Boat Stand of Atlanersa

Boat Stand of King Atlanersa
Nubia (Sudan), Gebel Barkal, temple of Atlanersa and Senkamanisken), Napatan Period, reign of Atlanersa, 653–643 B.C.E.
Granite gneiss; Height x length x width, weight: 115 x 152.5 x 152.5 cm, 8164.75 kg (45 1/4 x 60 1/16 x 60 1/16 in., 18000.01 lb.)
Harvard University—Boston Museum of Fine Arts Expedition 1923, MFA #23.728
All photos ©Joan Ann Lansberry, 2014

"During religious festivals in ancient Egypt and Nubia, images of the gods were carried from the temple in shrines set aboard processional boats mounted on long poles and carried on the shoulders of priests. Between the festivals, the boats rested on stands like this one, which was found in its original position in the temple of Amun at Gebel Barkal in Sudan. The front and back of the stand show King Atlanersa supporting the hieroglyphic sign for the sky, symbolizing the heavens through which the sun god's boat was believed to sail.
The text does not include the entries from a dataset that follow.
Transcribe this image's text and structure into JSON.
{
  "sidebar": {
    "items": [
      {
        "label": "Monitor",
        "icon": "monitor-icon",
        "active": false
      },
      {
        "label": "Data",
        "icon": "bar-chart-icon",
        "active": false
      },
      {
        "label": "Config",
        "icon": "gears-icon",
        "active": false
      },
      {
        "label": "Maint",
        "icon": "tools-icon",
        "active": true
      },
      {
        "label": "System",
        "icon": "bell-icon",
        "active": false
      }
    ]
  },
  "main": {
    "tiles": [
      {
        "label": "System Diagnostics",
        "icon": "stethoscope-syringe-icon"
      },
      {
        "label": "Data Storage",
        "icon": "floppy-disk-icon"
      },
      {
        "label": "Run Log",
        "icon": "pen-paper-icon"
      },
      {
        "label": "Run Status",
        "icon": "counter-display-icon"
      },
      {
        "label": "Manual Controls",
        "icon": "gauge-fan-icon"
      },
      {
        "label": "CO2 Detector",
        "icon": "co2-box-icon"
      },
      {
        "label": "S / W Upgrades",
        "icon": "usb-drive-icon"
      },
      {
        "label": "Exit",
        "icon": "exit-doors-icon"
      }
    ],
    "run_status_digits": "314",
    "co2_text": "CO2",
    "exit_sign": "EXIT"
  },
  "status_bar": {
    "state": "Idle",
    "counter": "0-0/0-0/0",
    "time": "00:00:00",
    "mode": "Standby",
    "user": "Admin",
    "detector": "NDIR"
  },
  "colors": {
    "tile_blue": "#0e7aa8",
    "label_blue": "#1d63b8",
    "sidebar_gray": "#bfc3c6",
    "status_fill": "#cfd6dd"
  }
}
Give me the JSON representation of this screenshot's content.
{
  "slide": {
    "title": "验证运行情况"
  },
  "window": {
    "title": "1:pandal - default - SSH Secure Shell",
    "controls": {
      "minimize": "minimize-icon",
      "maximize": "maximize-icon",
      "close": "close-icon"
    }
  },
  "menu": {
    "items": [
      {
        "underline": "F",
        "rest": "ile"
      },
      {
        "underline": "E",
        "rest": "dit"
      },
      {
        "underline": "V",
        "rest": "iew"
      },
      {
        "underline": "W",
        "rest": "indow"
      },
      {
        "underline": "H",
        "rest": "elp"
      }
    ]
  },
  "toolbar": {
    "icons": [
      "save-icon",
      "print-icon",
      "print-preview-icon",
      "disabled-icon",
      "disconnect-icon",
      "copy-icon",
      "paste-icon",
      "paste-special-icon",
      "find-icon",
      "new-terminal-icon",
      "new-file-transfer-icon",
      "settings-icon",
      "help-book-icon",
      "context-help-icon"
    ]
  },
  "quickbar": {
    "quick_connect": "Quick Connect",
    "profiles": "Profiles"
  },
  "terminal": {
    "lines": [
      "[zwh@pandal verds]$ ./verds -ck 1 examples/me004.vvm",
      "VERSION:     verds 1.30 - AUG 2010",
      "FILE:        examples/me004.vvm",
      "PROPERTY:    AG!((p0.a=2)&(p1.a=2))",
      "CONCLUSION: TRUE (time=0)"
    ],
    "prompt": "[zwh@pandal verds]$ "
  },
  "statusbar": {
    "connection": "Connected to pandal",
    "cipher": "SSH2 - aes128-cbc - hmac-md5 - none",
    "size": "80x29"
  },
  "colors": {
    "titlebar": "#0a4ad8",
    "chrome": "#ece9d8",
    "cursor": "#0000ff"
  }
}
"On the front, two gods tie together the papyrus and lily plants that represnt the union of Upper and Lower Egypt. Two goddesses flank Atlanersa on the back." (From info card.)

"On the sides, Atlanersa and the hawk and jackal headed demi gods of the ancient towns of Pe and Nekhen kneels and beat their chests in accompaniment to the song of a goddess who stands before them with upraised arms. Below them, the papyrus and lily plants are bound together by a pair of fertility figures.(From info card.)

Detail of Thoth